Thornton is no stranger to operating heavy machinery or doing hard physical labor. She clearly relishes managing the equipment as well as the sense of accomplishment she feels in helping out her family. In one video, she and her front-end loader, aka, “old Alice,” repair a pothole on one of the farm’s roads. Before climbing into the driver’s seat, Thornton bangs the tires for safety and checks the brake fluid, explaining each step of the process. She then revs the engine, and her face breaks into a wide grin. She puts dirt down to fill the hole, and then a layer of rocks on top.
Not surprisingly, animals are also part of her supporting cast, and they include lambs, pigs, her four chocolate Labradors, and her horse, Sheena. The dogs can often be spotted running alongside a country road or romping in the snow, and in one video, Thornton films herself pulling ticks off Sheena.
Thornton always seems to have a can-do attitude about these types of tasks, embracing the unpleasant — and even absurd — as natural parts of living and working on a farm. Her pride in the many different skills farmers must learn to succeed is also evident.
WSU is a four-and-a-half-hour drive from her hometown, but it’s not a completely unfamiliar environment: Thornton calls it “a farming town with a university in the middle of it.” She has a deep appreciation for the ties of rural places. “When I cross my county line on my way back home, there are waves of people who recognize my pickup — people I’ve known for years. That’s a strong sense of community. If I was broken down on the side of the road, within five minutes I’d probably have two people stopping to ask if I was OK.”
At WSU, Thornton has had to juggle academics, internships, social media, work with brands, and farm responsibilities. She goes home almost every weekend during harvest time.
But she loves the college and says she’s been embraced on campus, where many of her classmates know about her internet persona and one marketing class has even discussed her as a social-media success story.
“I’m a very social person,” she says, “so I would just talk to everybody, and people started to become aware of me. I’d go to parties and people would say, ‘Oh, you’re the apple girl!’”
Earlier this year, she took a study-abroad trip to Switzerland alongside 150 students representing over 60 nationalities and was delighted to hear many of them recite her TikTok tagline — “It’s your favorite apple girl” — in various accents from around the world.

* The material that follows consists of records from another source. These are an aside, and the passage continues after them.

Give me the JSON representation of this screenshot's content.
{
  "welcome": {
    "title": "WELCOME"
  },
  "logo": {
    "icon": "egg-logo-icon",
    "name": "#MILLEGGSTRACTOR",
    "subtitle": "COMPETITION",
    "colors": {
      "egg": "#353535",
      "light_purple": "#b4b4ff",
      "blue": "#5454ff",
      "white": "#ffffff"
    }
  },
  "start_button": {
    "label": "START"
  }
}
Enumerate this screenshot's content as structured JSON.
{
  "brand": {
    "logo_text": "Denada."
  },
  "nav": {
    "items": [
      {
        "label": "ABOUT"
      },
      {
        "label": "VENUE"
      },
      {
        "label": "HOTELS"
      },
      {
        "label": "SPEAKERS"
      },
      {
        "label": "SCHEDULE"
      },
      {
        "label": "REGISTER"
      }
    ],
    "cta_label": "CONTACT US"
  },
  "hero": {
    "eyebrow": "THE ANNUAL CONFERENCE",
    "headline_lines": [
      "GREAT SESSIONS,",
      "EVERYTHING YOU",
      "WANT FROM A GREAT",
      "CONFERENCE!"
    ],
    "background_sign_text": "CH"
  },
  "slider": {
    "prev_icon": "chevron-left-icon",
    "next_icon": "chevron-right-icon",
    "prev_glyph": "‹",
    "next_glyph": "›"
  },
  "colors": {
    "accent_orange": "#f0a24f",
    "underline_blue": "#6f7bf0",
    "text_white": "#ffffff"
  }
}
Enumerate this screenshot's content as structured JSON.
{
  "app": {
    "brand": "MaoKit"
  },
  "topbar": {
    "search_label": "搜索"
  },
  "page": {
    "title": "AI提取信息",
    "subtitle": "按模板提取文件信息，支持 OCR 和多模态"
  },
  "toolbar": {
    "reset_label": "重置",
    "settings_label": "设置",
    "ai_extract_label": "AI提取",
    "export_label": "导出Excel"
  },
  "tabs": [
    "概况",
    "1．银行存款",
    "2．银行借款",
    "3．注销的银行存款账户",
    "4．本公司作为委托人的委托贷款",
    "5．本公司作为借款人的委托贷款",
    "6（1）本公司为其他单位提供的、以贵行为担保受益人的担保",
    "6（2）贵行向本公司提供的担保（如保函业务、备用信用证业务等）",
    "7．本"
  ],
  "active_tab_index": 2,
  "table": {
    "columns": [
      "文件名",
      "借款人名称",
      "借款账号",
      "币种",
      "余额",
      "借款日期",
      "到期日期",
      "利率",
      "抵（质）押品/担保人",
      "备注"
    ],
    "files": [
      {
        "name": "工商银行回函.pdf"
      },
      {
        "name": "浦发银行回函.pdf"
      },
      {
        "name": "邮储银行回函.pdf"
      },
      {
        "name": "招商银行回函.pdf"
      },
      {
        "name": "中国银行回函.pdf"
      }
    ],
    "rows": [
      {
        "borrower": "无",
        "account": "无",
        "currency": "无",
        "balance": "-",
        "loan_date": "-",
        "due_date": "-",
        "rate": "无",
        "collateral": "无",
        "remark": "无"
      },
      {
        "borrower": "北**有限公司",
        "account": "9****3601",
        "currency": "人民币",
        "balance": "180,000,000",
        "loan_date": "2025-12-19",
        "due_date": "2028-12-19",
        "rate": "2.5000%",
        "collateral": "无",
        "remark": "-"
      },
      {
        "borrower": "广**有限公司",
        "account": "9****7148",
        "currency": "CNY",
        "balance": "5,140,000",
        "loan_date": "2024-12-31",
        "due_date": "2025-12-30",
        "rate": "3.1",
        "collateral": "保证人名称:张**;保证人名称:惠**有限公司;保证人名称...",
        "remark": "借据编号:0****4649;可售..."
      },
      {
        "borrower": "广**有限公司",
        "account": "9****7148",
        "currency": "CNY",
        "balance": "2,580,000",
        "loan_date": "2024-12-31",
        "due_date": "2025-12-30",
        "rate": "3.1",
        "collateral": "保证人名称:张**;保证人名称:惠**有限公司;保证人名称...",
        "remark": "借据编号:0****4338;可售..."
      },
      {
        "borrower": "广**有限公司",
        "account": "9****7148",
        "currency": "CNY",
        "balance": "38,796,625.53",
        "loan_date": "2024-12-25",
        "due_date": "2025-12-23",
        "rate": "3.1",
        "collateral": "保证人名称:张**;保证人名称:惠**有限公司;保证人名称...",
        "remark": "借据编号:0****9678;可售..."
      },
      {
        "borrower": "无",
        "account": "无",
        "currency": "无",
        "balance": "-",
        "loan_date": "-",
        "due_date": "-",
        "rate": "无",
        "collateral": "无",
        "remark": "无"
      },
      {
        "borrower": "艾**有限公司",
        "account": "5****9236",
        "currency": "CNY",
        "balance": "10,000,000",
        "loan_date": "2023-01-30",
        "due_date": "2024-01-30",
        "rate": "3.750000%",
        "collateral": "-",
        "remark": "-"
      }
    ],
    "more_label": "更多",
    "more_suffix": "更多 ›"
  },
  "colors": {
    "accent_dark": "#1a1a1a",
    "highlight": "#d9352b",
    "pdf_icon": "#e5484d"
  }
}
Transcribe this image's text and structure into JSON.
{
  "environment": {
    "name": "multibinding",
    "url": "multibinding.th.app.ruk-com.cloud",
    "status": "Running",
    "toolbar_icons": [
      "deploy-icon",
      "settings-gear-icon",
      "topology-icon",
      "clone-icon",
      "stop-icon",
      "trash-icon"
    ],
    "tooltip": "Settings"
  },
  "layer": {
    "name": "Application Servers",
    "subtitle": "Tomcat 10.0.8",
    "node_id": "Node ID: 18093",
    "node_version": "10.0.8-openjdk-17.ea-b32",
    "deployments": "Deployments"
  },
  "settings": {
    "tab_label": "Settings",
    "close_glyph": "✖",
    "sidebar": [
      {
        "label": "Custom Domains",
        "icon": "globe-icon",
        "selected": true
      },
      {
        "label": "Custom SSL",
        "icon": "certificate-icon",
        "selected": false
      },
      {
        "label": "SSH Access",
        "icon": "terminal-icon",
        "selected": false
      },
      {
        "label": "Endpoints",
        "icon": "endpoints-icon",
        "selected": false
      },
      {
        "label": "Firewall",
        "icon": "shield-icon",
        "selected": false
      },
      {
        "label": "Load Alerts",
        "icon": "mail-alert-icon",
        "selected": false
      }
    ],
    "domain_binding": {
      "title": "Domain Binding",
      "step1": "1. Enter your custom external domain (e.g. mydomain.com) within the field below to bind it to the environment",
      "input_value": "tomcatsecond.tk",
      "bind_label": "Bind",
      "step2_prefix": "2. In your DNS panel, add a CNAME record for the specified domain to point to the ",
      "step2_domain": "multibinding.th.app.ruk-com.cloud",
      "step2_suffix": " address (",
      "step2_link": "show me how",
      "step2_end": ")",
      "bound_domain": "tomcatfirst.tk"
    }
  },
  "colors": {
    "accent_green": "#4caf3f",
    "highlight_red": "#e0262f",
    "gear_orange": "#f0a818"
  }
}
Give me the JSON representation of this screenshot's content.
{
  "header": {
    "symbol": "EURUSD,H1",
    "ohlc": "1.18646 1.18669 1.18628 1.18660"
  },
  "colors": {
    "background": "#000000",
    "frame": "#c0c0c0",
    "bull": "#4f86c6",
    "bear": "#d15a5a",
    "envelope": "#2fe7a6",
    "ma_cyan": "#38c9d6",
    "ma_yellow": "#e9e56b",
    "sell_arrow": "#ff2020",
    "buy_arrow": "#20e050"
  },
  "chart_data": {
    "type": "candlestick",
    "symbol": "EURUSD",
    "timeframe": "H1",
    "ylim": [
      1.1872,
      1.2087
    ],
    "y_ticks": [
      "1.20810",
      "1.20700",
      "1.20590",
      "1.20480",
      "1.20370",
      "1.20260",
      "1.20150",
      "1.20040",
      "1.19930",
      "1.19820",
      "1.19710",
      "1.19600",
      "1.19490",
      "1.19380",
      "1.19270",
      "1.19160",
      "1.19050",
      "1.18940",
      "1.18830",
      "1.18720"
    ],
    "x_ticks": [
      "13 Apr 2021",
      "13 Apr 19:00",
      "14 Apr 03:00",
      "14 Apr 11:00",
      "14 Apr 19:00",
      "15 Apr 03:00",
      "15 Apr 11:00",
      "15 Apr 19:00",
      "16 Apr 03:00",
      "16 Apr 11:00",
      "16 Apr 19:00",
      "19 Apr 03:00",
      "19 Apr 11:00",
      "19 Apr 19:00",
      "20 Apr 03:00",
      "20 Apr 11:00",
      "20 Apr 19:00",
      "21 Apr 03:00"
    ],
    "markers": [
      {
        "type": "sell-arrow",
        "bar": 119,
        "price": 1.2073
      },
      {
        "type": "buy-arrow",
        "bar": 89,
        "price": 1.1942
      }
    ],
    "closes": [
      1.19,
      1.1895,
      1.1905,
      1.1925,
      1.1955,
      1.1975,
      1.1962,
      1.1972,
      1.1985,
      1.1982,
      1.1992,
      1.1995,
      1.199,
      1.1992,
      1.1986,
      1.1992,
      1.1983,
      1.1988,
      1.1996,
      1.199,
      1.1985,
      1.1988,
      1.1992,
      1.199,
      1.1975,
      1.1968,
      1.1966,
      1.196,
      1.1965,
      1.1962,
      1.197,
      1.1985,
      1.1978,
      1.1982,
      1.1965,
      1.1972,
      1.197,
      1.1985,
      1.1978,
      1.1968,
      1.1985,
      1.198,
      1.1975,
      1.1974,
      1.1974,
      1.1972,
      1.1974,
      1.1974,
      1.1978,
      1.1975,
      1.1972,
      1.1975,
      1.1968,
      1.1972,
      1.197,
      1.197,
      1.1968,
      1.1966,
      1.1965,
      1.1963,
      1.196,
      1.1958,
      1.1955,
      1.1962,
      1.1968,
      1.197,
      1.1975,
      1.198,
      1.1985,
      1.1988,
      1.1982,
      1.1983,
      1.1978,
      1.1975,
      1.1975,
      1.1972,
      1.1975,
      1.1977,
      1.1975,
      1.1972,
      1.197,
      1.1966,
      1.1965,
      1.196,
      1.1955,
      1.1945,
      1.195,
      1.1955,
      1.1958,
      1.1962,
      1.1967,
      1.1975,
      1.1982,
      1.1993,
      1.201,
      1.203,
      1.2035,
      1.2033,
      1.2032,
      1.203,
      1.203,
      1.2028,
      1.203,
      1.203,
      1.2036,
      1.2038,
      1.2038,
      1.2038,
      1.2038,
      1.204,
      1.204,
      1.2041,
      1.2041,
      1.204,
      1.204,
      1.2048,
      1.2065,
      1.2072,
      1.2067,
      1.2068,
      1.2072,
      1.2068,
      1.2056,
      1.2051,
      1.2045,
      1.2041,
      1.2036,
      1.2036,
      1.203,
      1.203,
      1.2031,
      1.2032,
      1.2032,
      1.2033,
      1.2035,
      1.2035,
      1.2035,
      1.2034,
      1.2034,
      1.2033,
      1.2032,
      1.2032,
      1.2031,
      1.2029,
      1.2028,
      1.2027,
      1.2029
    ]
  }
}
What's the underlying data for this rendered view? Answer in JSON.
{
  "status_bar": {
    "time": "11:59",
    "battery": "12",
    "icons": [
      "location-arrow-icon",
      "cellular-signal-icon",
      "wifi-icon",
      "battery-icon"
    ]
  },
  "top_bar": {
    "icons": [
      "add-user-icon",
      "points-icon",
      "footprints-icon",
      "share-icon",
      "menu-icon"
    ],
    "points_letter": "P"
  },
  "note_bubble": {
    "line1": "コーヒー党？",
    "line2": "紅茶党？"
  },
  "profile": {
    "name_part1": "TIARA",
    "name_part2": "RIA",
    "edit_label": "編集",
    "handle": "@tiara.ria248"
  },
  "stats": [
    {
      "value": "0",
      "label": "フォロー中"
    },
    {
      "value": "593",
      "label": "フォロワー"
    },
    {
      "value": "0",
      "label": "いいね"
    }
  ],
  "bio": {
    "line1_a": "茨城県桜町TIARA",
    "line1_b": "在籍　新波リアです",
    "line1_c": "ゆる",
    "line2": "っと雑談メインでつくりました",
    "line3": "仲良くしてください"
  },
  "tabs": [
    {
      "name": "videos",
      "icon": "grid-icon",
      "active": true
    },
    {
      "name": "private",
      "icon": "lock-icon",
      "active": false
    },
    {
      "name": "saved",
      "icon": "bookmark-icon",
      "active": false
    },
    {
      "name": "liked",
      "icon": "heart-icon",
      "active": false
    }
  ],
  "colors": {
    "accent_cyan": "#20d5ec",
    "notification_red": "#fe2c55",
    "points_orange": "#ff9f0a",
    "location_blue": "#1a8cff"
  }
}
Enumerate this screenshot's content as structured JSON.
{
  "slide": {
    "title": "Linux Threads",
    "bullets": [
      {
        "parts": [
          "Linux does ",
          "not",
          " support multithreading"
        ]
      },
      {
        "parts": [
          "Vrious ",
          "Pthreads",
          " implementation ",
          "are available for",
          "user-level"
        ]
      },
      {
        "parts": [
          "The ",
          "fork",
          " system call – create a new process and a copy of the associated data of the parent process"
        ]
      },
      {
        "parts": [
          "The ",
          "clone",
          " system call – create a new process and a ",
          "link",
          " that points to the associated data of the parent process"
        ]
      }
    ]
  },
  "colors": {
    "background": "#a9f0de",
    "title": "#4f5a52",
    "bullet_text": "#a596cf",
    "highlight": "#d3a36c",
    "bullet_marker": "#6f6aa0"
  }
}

It was an “absolutely life-changing experience,” she says.
During her three-month trip, Thornton says, she was able to make new industry connections and toured a number of farms, including some in Germany and Italy, while learning more about hospitality, event management, different farming techniques, and international tourism.
Tourism is part of the future Thornton envisions for her orchard. Over the long term, she’d like customers to be able to visit the property as a kind of destination, maybe with a restaurant and a truck stop, and come away with cups of coffee and sandwiches, along with her family’s apples and pears. Thornton has started to think more deeply about what might be required to achieve financial stability moving forward, especially after her family’s business almost went bankrupt a couple years back. “I want to learn more about how to leverage our farm by getting multiple streams of revenue and a strong cash flow,” she says. “I don’t think it’s feasible anymore to simply farm.”
In the meantime, Thornton is proud that she’s inspiring others, including other farmers, to tell their own stories on social media — and reminding them why their stories are worth telling in the first place. “A lot of farmers don’t think what they do is that interesting,” she says. “They do it on a day-to-day basis, so they forget that a lot of their work is incredible, and people are amazed by it.”